Richard Slack
Richard Slack
3 years ago

This site does nothing other than take “woke “seriously, It is now the most bandied-about term here possibly followed by “liberal intellectual elite” . The problem with the Harrington approach is that no matter how often she references historical sources you end up with no better definition of “woke” than “this person is drawing attention to troubling things that make me feel uncomfortable and make me wish to put my head back under the duvet”. “Sleepies” is the word.

But why are you sleepies so upset? You have won! We now have a Prime Minister who knows that there is now no restraint on his actions as such a constitution as we once had is shot to pieces and will act accordingly when and as Cummings tells him to. You have the Brexit you always wanted which is likely to be no-deal, not for any good reason but because Johnson is unable to concentrate on anything for more than 5 minutes. The BBC is scared (Laura Keunssberg freely admits that she will not focus on news critical of the government as it might “damage public confidence” The newspapers are as biased and trivial as at any time in history (I speak as a lefty who read the Telegraph and Mail as a child). In the USA you have a President dedicated to the task of destroying the constitution while lowering the tone of public discourse to regions Ronald Reagan would have found unconscionable. It will be many years, if ever that the Labour Party will ever dare draw attention to the fact that the gap between rich and poor continues to rise.

So Sleepies Awake! your blessed dawn has arisen

Eugene Norman
Eugene Norman
3 years ago
Reply to  Richard Slack

It’s trumps America where most of the wokeness is generated. He’s just one guy. The woke are a movement.

Paul Theato
Paul Theato
3 years ago
Reply to  Richard Slack

President Trump appears to me to be firmly protecting the US constitution, especially the first and second amendments without which nothing else matters or can be protected, and which are both under sustained attack by a camouflaged far-left disguised as run of the mill socialists.

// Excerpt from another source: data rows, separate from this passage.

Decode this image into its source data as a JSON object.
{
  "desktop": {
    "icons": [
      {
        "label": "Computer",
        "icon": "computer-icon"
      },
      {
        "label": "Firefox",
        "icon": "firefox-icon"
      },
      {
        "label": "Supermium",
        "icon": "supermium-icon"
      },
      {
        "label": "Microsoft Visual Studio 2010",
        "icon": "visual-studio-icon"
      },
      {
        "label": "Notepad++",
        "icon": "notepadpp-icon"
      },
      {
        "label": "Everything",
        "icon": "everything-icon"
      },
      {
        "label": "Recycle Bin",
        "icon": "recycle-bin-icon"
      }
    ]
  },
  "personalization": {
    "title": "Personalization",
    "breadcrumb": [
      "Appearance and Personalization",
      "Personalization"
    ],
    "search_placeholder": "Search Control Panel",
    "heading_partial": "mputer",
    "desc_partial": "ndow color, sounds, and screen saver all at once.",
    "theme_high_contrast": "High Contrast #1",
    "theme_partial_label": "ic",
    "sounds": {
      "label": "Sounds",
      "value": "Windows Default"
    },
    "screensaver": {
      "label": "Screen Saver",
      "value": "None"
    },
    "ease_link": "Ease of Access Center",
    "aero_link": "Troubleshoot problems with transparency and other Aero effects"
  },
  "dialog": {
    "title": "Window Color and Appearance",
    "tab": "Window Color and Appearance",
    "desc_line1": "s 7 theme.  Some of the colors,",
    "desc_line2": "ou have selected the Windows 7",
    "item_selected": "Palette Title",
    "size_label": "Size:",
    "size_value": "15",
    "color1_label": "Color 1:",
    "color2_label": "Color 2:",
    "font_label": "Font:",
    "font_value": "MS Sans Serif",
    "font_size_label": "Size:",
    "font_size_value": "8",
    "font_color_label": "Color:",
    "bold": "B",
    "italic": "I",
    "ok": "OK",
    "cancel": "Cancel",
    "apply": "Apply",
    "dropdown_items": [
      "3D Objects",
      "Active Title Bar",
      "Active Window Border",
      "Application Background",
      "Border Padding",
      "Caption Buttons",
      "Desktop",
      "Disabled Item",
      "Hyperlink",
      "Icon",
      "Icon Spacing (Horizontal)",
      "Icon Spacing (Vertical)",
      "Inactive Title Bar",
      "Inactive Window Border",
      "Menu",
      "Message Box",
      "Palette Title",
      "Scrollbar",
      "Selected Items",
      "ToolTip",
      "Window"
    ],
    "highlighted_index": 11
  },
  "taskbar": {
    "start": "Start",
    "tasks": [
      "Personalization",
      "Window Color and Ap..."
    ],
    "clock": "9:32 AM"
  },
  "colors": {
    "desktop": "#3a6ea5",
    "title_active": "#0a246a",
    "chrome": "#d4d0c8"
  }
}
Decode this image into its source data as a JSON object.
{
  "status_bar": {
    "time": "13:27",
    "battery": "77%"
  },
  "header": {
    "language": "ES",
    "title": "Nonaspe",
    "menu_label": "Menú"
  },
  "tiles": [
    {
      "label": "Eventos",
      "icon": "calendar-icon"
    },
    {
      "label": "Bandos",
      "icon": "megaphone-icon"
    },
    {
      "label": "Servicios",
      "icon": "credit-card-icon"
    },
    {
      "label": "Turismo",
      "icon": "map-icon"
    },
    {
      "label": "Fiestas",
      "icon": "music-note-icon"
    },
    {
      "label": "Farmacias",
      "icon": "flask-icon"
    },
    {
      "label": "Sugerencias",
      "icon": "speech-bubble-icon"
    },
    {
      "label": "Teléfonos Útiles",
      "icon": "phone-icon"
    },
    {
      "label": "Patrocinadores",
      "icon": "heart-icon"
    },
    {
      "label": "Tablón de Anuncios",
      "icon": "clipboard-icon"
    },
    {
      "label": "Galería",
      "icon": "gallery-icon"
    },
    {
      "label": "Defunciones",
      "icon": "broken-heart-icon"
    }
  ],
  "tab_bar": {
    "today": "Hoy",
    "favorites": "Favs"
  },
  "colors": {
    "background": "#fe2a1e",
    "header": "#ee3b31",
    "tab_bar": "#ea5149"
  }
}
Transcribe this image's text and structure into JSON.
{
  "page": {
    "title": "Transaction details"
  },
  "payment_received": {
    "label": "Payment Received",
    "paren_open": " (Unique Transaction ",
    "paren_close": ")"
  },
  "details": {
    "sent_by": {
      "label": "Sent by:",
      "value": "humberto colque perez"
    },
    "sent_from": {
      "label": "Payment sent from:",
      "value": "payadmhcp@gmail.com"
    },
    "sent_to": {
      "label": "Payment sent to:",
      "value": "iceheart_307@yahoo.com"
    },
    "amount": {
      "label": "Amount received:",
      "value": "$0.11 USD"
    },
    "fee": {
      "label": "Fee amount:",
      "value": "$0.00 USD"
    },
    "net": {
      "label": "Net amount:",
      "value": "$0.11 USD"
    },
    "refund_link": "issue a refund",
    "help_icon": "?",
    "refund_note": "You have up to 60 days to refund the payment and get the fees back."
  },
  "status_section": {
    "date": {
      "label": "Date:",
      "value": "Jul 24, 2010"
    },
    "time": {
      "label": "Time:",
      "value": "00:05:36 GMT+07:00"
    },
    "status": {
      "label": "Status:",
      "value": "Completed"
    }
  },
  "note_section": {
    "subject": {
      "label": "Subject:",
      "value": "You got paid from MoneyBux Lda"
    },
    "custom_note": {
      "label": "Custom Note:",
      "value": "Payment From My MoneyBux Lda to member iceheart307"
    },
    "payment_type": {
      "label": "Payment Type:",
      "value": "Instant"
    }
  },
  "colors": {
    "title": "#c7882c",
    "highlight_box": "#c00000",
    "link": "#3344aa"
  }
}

Richard Slack
Richard Slack
3 years ago
Reply to  Paul Theato

most countries manage to preserve individual liberty without allowing individuals to purchase assault rifles

Paul Theato
Paul Theato
3 years ago
Reply to  Richard Slack

The rifle is a much better way of guaranteeing that, in my view.

Don Clayton
Don Clayton
3 years ago
Reply to  Richard Slack

Most countries place less value on freedom and personal responsibility than the United States does. And “assault rifles” are not legal to purchase in the U.S. anyway.

nigel roberts
nigel roberts
3 years ago
Reply to  Richard Slack

“Most” countries? Do you really think a majority of countries in the world preserve individual liberty? ROFLMAO.